Miss Amesbury returned by and by and was so evidently pleased to see her that Agony concluded she must have been mistaken in fancying any coldness on her part during the last few days.
“I’ve a letter from Mary Sylvester,” Miss Amesbury said almost at once, “and because you are following so closely in Mary’s footsteps I’m going to read it to you.” She smiled brightly into Agony’s sober face and paused to pat her on the shoulder before she fluttered over the pile of sketches to find the letter.
Agony sat limply, listening to the words she had read a few minutes before, despising herself thoroughly and wishing with all her heart that she had never come to camp. Yet she forced herself to make appreciative comments on the interesting things in the letter and to utter sincere sounding exclamations of surprise at certain points.
“I’ve something to tell you that will please you,” said Miss Amesbury, after the letter had been put away.
“What is it?” asked Agony, looking up inquiringly.
“Someone you admire very much is going to visit Camp,” replied Miss Amesbury.
“Who?” Agony’s eyes opened up very wide with surprise.
“Edwin Langham. He has been camping not very far from here and he is going to run down on his way home and pay Dr. Grayson a flying visit. They are old friends.”
“Edwin Langham?” Agony gasped faintly, her head awhirl. It seemed past comprehension that this man whom she had worshipped as a divinity for so long was actually to materialize in the flesh—that the cherished desire of her life was coming true, that she was going to see and talk with him.
“Goodness, don’t look so excited, child,” said Miss Amesbury, laughing. “He’s only a man. A very rare and wonderful man, however,” she added, “and it is a great privilege to know him.”
“When is he coming?” asked Agony in a whisper.
“Tomorrow afternoon. He is going to stop off between boats and will be here only a short time.”
“Do you suppose he will speak to me?” asked Agony humbly.

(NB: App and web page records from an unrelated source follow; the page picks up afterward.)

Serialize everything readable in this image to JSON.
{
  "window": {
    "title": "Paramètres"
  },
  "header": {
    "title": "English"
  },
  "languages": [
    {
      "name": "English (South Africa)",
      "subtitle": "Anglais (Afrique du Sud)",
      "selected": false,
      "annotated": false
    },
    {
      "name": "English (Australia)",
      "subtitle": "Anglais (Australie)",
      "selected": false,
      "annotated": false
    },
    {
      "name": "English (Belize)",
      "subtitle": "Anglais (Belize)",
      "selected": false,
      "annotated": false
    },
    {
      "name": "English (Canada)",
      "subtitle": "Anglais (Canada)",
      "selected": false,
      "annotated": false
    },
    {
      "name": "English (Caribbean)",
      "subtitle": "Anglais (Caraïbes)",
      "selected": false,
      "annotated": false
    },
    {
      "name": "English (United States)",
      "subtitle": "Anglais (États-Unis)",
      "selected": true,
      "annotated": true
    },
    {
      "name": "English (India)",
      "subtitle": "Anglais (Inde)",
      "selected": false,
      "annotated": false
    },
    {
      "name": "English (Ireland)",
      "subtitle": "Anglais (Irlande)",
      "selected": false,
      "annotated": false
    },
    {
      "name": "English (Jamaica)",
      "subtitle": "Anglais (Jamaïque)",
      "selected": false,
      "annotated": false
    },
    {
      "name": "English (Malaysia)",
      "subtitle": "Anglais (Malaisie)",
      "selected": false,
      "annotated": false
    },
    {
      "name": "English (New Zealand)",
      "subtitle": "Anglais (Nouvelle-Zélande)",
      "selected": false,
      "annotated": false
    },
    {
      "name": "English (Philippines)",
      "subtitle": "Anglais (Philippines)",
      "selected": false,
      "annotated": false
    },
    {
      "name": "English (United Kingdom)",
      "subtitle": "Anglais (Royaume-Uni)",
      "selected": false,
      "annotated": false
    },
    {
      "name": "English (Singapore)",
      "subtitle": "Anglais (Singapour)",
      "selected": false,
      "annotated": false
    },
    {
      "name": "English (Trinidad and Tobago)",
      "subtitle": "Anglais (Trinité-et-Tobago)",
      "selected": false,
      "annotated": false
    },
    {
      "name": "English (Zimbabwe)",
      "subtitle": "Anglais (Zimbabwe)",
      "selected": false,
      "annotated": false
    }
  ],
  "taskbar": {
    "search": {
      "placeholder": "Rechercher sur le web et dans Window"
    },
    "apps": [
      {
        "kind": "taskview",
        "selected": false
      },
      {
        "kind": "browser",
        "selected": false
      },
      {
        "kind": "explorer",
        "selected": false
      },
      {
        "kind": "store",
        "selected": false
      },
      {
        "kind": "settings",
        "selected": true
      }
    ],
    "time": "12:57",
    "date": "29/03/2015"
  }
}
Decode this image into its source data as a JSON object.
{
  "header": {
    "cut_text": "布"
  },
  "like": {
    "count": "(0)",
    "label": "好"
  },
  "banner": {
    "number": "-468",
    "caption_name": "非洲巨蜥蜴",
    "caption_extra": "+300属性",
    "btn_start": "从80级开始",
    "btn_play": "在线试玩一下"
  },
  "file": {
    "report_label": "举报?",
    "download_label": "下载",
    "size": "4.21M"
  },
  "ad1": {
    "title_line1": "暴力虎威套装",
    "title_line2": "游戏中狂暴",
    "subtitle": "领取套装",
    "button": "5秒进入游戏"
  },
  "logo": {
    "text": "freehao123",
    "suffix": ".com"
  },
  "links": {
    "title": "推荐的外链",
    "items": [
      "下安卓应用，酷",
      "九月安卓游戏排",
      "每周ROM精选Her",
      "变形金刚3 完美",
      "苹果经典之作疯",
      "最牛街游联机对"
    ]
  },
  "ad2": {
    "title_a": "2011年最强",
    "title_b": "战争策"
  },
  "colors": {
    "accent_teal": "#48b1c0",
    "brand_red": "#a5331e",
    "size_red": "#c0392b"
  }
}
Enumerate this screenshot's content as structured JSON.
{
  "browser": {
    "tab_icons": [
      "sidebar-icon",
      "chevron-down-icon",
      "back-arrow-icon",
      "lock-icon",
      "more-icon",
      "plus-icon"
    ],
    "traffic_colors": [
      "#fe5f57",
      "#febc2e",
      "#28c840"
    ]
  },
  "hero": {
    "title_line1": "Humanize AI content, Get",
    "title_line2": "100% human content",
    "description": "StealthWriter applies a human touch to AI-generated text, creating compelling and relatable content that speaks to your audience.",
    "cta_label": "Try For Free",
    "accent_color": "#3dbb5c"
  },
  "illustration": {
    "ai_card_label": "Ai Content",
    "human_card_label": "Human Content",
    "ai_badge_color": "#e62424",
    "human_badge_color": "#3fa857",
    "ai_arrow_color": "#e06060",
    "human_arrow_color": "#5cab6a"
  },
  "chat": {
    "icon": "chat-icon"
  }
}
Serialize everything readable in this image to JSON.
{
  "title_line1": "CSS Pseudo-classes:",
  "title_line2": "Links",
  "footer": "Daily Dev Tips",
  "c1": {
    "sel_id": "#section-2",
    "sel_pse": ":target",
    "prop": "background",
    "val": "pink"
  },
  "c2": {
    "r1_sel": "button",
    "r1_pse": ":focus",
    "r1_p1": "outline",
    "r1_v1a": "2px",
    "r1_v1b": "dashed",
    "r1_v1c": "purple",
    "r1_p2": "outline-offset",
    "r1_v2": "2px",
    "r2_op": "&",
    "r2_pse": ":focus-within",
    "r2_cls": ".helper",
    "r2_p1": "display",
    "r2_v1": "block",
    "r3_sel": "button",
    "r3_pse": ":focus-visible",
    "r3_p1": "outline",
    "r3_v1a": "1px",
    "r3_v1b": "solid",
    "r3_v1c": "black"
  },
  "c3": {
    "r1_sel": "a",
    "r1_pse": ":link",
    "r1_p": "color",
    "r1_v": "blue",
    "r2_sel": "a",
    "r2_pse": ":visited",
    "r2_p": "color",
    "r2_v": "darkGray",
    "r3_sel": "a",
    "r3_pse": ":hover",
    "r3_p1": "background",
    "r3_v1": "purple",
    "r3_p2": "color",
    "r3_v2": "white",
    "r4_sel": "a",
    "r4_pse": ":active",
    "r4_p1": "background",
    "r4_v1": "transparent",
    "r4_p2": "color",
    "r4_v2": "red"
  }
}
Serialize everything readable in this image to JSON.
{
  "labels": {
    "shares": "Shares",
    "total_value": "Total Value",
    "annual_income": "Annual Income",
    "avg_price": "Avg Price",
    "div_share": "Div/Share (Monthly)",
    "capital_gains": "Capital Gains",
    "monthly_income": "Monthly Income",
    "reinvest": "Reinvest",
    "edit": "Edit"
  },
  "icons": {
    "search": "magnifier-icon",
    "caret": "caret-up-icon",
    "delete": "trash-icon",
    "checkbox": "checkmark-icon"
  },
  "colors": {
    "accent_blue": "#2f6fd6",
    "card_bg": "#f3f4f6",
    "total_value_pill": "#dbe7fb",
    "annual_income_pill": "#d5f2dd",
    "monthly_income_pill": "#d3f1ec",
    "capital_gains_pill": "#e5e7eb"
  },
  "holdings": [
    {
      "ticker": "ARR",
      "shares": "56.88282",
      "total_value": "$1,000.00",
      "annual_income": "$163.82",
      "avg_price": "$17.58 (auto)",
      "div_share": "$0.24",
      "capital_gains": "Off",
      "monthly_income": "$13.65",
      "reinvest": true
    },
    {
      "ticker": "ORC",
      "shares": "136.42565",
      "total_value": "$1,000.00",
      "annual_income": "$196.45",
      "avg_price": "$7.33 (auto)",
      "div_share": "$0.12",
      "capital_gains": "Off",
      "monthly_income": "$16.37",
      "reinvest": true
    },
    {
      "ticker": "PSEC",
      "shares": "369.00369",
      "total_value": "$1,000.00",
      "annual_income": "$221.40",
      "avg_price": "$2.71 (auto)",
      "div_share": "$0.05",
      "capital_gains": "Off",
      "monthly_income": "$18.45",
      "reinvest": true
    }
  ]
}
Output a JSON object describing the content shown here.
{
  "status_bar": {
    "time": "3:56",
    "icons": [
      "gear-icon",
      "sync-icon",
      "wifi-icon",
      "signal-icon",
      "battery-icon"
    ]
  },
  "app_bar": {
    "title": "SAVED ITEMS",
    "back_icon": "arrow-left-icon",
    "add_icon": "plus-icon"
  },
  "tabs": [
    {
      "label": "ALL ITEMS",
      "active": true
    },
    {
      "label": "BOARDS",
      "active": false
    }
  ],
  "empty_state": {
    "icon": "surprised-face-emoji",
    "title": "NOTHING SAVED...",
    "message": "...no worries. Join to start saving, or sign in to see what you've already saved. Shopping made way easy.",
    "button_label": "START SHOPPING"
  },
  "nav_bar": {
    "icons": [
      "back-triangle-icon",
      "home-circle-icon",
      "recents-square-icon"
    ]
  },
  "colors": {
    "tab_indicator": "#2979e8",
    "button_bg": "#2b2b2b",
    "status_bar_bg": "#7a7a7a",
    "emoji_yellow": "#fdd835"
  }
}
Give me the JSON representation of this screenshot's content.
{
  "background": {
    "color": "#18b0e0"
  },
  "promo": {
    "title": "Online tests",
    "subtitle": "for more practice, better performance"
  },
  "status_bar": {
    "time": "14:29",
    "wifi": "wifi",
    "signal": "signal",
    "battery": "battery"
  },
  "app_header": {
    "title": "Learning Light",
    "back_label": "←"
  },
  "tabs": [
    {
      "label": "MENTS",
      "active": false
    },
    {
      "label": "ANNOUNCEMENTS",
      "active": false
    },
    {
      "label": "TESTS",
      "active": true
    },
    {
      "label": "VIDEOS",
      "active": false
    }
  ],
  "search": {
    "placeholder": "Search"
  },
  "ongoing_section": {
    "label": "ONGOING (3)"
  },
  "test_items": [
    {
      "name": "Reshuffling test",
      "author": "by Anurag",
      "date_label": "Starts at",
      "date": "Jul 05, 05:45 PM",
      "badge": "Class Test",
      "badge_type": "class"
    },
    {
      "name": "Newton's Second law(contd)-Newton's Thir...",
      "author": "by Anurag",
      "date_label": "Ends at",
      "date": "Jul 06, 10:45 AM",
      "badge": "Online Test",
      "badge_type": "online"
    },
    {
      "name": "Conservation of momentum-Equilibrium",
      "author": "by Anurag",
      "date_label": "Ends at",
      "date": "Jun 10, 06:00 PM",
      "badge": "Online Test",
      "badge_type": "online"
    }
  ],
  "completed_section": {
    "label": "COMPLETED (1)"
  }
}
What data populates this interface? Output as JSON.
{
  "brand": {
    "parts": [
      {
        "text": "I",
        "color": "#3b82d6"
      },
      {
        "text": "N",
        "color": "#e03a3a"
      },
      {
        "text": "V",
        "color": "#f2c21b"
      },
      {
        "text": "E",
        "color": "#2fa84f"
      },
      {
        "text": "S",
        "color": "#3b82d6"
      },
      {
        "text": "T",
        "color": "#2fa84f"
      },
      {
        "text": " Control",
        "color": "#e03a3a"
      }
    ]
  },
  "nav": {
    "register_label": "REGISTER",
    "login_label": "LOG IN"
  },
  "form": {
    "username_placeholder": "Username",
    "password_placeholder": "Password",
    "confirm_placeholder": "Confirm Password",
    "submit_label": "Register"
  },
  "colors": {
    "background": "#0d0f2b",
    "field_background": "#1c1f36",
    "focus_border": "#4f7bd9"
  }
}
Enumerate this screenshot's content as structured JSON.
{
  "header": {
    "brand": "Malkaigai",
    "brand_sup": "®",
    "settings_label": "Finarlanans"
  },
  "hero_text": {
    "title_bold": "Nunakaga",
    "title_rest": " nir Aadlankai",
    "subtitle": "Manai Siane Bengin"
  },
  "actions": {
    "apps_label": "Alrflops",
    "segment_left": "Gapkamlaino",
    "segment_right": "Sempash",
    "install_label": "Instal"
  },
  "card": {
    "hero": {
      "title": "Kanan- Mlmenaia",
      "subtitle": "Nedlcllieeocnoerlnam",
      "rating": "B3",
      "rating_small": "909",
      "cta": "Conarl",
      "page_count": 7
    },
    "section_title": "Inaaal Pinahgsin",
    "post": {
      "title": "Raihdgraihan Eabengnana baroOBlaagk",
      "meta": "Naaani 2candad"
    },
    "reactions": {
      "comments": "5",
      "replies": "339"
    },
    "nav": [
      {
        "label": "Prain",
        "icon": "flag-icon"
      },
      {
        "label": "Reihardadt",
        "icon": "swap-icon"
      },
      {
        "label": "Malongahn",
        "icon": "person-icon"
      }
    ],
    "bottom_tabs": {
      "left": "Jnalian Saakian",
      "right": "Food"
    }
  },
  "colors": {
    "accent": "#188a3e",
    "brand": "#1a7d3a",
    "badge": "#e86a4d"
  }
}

“I rather think he will,” replied Miss Amesbury, smiling. “You see,” she continued, taking Agony’s hand in hers as she spoke, “it just happened that Edwin Langham was the man who sat under the tree that time you climbed up and rescued the robin. He was laid up with blood poisoning in his foot at the time and he had been wheeled into the woods from his camp that afternoon. His man had left him for a short time when you happened along. He was the man who told about the incident down at the store at Green’s Landing, where Dr. Grayson heard about it later from the storekeeper. Dr. Grayson did not know at the time that it was his friend Edwin Langham who had witnessed the affair, but in the letter Dr. Grayson has just received from Mr. Langham he gives an enthusiastic account of it, and says he is coming to camp partly for the purpose of meeting the girl in the green bloomers who performed that splendid deed that day. So you see, my dear,” Miss Amesbury concluded, “I think it is highly probable that you will have an opportunity to speak to your idolized Edwin Langham.”